Vaccinations in a pharmacy are becoming the norm. The public health departments are happy that pharmacists are giving vaccines because the availability increases the rate of adult vaccines which have been below the expected level.
We started to administer vaccines, flu and shingles two years ago when pharmacists were first allowed to administer the Zostavax and the Pneumovax-23 in Connecticut. All the chain and grocery stores were already giving flu vaccines and we had been having successful Zostavax clinics in our pharmacy for a few years. So it made sense to start administering them ourselves.
There are a few steps that need to be taken before you start. The first step is to get trained and certified. University of Connecticut and the American Pharmacist Association have had one day programs in our area, but you would need to contact them to find out when they are being held. You also need to be CPR certified and do yearly CE’s to maintain your vaccination certification.
The main resource I use is www.immunize.org. That website has a lot of useful information that you will need to implement your vaccination program. The website has checklists, Vaccine Information Sheets (VIS), screening questionnaires, standing order paperwork as well as tons of information on diseases, vaccines and general immunization knowledge. The Merck vaccine sales representatives have also been extremely helpful to me. The reps have given me support in starting our program as well as continued education as we move along. Their website www.merckvaccines.com is also a useful website. I also went to our local CVS and they showed me how they run their program and what needles they use.
The next step is to find a doctor to give you a standing order. A standing order will allow patients to walk in the pharmacy and receive a vaccine without needing a prescription. Getting a doctor to sign the standing order could be challenging. We have a retired doctor who is still active who signed for us. I would suggest asking a local doctor in a private practice who you have a good relationship with, or a doctor who has an interest in public health.

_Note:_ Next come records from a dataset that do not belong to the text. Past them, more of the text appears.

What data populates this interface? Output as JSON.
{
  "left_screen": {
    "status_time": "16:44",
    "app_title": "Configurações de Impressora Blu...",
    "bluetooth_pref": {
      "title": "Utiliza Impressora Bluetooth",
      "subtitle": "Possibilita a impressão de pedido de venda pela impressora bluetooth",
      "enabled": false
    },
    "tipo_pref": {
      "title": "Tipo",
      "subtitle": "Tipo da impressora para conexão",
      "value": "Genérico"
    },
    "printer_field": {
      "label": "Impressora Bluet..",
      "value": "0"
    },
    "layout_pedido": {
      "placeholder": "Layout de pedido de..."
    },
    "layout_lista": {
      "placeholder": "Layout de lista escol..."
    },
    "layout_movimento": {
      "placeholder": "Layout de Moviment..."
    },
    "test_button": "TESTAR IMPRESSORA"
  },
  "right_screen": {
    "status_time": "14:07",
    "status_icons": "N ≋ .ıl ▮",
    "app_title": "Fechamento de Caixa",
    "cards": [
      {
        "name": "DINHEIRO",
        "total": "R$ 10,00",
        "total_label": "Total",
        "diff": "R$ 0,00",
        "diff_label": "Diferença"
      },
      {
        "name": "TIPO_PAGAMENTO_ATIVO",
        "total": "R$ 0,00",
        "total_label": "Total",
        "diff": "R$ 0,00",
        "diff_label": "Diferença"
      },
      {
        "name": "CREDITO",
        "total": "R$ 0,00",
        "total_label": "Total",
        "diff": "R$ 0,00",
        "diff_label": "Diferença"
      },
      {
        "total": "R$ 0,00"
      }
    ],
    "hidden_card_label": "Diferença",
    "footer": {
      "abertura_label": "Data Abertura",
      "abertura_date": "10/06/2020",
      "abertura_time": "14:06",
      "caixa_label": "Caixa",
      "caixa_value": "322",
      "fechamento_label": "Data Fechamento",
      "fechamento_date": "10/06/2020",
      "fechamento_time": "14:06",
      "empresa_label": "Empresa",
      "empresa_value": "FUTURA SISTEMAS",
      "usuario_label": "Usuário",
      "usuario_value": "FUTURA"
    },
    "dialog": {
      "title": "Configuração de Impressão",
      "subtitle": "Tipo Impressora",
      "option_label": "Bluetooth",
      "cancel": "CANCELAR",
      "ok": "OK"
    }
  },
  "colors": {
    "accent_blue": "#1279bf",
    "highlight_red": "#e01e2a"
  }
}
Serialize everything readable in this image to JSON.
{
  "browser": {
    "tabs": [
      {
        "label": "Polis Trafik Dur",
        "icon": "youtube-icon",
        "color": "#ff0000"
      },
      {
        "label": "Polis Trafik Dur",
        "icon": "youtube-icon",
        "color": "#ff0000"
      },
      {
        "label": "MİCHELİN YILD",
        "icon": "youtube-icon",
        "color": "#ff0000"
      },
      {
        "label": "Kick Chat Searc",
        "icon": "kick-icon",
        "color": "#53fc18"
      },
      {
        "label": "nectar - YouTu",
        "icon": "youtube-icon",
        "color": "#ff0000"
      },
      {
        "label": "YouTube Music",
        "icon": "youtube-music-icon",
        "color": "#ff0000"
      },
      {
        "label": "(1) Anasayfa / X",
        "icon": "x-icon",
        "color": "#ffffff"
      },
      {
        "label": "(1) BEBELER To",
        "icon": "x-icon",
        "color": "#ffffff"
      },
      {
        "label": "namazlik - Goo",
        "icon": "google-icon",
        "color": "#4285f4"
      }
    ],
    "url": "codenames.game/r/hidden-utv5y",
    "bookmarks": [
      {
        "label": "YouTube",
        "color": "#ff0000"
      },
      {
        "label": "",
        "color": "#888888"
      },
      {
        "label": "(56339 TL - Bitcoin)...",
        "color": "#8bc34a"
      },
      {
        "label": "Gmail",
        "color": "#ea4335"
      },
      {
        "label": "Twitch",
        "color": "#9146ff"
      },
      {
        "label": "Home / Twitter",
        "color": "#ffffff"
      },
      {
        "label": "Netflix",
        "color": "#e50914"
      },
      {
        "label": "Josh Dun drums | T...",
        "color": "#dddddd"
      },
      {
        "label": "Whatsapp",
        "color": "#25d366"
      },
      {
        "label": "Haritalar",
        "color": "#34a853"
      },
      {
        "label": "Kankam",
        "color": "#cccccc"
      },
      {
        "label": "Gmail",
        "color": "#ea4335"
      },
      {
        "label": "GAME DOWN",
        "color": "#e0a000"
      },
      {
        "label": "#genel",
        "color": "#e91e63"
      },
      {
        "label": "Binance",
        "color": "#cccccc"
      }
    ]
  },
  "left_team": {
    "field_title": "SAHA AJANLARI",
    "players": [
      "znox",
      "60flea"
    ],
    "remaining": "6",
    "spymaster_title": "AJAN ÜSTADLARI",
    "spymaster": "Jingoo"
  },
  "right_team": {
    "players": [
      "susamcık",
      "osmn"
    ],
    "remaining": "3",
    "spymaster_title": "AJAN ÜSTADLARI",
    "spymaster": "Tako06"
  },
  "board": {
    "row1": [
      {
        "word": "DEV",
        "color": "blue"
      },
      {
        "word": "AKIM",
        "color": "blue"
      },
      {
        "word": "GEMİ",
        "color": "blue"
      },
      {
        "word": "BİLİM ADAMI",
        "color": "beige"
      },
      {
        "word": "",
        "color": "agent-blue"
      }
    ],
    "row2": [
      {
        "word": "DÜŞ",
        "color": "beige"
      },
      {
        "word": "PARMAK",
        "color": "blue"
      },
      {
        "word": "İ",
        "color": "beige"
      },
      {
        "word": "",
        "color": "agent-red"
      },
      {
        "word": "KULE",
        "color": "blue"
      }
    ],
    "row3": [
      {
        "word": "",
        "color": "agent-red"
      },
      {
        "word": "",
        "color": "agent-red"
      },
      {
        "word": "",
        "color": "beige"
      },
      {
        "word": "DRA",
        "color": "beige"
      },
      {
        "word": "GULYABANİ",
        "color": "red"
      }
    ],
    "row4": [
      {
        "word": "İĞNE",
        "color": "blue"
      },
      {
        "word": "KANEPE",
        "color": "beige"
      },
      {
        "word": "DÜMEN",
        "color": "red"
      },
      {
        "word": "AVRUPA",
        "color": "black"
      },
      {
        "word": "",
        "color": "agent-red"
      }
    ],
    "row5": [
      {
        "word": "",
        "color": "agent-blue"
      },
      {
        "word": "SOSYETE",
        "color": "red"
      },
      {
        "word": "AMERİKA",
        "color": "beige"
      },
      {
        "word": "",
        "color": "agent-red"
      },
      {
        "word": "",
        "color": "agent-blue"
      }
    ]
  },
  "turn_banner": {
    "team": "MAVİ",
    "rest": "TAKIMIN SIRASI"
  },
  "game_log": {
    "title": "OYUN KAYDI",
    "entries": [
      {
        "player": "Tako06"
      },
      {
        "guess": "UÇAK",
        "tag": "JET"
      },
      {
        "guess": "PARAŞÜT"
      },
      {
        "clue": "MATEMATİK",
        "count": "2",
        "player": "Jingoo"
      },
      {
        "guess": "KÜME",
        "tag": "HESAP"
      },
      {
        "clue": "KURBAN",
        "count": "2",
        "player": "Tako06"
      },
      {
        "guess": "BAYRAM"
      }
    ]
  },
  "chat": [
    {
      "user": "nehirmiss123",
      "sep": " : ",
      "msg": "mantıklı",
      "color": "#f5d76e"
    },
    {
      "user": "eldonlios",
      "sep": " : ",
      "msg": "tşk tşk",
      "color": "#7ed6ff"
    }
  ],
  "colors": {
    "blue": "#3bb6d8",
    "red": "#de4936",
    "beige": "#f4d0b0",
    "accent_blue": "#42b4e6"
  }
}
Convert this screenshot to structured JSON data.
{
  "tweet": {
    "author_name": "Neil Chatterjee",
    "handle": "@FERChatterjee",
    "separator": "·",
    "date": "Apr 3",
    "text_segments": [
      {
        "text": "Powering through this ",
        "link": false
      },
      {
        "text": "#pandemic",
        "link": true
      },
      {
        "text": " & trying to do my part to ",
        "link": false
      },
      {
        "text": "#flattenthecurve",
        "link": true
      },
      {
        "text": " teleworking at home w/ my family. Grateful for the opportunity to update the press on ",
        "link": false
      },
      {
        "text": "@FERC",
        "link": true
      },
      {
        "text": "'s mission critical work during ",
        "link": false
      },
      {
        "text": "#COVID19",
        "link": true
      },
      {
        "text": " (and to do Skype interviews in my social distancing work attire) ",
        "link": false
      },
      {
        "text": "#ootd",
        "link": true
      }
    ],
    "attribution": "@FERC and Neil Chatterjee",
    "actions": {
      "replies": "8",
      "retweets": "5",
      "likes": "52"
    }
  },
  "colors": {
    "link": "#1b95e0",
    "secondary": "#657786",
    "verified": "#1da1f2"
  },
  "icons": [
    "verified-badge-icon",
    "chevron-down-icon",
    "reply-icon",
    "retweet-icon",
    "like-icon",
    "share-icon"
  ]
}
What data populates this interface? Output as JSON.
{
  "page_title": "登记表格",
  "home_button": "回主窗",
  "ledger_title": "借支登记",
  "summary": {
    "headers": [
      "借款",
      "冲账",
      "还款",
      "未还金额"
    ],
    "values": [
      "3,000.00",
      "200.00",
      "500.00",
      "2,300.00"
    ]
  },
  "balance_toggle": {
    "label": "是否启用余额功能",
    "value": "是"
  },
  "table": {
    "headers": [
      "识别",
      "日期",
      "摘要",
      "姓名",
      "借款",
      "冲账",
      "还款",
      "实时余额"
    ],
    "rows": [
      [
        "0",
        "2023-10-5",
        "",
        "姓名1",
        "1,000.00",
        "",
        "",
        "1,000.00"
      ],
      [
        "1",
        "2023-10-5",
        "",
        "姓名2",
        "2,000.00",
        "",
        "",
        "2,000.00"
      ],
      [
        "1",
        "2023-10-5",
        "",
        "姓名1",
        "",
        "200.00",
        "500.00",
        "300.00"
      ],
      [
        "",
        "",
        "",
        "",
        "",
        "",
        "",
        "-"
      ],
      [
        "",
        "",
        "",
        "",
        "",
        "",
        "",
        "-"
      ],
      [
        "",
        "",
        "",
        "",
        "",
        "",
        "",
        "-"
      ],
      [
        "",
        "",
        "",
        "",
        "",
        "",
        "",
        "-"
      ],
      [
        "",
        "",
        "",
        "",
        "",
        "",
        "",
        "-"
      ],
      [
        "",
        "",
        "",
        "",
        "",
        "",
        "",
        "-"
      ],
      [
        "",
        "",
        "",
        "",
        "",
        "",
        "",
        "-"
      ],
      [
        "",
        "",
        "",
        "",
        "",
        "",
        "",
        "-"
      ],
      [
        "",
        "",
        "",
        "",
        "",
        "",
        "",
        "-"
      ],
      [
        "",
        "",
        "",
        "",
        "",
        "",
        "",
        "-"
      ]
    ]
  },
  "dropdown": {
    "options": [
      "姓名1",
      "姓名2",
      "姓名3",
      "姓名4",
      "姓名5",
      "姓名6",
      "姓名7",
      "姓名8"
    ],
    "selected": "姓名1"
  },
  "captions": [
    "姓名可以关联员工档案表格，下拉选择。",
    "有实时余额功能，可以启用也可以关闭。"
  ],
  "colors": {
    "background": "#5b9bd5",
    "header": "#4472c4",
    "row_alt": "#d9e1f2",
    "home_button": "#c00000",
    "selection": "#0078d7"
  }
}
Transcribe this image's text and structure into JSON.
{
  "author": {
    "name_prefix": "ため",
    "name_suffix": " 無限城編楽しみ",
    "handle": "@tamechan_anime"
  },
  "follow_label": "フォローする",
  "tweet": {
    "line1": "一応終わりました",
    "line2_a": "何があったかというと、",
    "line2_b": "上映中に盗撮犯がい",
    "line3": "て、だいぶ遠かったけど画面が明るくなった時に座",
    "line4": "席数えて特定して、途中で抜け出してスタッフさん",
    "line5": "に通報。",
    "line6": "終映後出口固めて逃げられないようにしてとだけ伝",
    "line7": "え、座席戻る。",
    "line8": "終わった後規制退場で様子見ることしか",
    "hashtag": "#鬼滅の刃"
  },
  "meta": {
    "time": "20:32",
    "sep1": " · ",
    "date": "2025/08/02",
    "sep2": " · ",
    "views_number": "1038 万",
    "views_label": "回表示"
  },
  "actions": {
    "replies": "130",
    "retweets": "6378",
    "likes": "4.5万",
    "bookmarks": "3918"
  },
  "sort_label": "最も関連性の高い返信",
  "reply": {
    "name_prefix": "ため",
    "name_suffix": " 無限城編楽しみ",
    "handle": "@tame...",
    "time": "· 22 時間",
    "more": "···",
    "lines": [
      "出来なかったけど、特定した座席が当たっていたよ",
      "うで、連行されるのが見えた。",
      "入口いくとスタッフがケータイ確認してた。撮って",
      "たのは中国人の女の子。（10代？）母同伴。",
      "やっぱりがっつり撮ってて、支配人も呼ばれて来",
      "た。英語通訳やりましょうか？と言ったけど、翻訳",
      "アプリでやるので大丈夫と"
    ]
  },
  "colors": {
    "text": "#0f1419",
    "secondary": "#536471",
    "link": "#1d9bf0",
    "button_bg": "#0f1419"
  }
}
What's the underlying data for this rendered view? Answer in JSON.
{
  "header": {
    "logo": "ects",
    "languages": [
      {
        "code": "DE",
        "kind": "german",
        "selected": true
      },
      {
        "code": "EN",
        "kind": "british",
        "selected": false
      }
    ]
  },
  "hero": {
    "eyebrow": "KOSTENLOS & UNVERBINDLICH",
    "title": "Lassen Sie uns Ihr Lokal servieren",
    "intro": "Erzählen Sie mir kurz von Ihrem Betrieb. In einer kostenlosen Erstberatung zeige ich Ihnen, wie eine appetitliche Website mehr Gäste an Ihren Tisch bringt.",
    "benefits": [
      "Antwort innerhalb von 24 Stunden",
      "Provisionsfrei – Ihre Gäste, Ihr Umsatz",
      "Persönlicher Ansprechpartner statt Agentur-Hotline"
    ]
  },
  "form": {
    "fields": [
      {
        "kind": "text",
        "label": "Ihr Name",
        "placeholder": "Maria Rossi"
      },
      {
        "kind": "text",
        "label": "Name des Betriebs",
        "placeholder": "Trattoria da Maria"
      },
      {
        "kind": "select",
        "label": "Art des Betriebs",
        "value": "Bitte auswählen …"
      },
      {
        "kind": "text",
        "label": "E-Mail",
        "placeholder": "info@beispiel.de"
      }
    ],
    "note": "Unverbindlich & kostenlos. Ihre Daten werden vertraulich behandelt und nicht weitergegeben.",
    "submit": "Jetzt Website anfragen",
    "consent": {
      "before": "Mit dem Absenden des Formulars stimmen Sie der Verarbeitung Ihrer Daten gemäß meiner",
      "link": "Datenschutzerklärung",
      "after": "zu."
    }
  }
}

To bill for the flu and pneumovax-23 you will need a separate p-tan number through Medicare. The Zostavax is covered by Medicare D plans. Some private insurance will cover the flu and shingles vaccines. (We will start administering Pneumovax-23 in July, so I don’t have experience on how private insurance covers that vaccine.) Make sure you bill an administration fee to the insurance. Most, but not all will pay for the administration.
Last step, ordering! You may want to order a low amount of flu vaccines the first year to determine how many you will go through. You have to pre-book to get good prices, but you can always reorder during the season if you run out. As far as the Zostavax, we keep it in stock now that the shortage is over and we will probably keep a smaller amount of Pneumovax-23 in stock as well. If you don’t want to order in 10 Zostavax at a time, you can always keep a waiting list until you have enough people interested.
I won’t lie to you; I did have a few sleepless nights getting ready for our first flu season. But once we got started it flowed very nicely into our workflow routine. I enjoy talking to people and educating them about vaccines. And I’m proud when someone who’s never had a flu vaccine gets it from me for the first time and comes back the next year to get it again. After all the whole purpose of pharmacists giving vaccines is to increase vaccination rates. Plus it brings in new customers and satisfies our existing customers.
Feel free to contact me if you have any questions starting your own vaccination program. Jean Keating, Granby Pharmacy 860-653-2517 email@example.com